Capacity limitations are perhaps the most difficult laws to cooperate with when planning an event. Capacity regulations are based on the size and layout of the building that the event is being held in. Such things as fire hazard and parking regulations are also included in this category. Again the penalties for breaking these laws vary depending on the circumstances of the situation.
Food sanitation is a large part of event planning and catering. Preparing, serving, and storing food properly is important, as well as closely governed by the FDA. The penalty for serving poorly prepared food could result not only in paying a fine, but possibly losing your business license.
Smoking in public buildings is prohibited with the exception of bars and casinos until 2009. It is even illegal to smoke outside the entrance and in some cases on the grounds of public buildings. The penalty for smoking in a prohibited area can be a fine from 25 to 100 dollars.
Complying with the laws that pertain to event planning is more manageable when planning smaller events, however if the event is large, the negative aspect of being governed and restricted by laws becomes much more apparent and frustrating.
Because of these laws and regulations it makes setting up and having an event very difficult and expensive. No one wants to have to deal with all the regulations and this is why many people go to party planers. what should be a fun and enjoyable sometimes is not so because people can't do very resonable events because they are in the wrong county or to close to town.

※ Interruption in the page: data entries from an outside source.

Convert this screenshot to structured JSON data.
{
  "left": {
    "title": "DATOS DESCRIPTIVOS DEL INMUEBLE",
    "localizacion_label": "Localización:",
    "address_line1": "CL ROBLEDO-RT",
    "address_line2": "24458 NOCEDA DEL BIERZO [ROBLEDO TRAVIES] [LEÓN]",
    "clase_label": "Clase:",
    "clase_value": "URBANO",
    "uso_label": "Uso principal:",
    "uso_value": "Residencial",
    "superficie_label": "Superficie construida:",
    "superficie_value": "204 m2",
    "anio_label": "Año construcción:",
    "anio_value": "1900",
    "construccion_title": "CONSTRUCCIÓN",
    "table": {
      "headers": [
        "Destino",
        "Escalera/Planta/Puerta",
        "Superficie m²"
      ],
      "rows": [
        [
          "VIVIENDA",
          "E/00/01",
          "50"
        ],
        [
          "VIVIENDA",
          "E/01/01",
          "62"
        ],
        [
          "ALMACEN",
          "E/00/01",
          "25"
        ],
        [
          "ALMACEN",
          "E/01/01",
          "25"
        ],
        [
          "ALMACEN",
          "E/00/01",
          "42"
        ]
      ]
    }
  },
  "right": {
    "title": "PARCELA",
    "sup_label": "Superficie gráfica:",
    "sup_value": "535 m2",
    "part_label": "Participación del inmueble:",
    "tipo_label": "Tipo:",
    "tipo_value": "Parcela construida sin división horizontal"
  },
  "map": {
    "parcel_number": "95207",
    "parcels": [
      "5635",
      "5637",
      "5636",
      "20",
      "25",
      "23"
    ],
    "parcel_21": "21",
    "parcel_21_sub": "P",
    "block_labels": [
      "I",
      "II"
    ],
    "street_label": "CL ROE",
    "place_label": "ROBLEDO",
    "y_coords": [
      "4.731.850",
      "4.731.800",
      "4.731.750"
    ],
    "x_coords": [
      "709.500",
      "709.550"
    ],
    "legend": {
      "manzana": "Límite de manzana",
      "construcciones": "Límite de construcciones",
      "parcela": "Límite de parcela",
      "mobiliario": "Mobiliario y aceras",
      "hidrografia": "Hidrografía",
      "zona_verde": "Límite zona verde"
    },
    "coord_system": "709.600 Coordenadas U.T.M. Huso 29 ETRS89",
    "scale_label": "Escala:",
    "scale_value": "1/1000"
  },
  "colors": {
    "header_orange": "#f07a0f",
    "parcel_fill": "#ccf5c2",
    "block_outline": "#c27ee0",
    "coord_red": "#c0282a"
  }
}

Obviously planning and attending special events is not a required activity and avoiding the constraints due to the laws that pertain to participating in events can easily be done by simply not participating. As in any situation, there are sacrifices that are associated with not participating in social events. In doing so we are giving up our right to engage in social activity with one another. In some situations, laws hinder instead of promote social well-being; however the benefits of such laws are undoubtedly apparent. Either way there will always be room for debate as to whether or not the benefits outweigh the downfalls of the judicial system.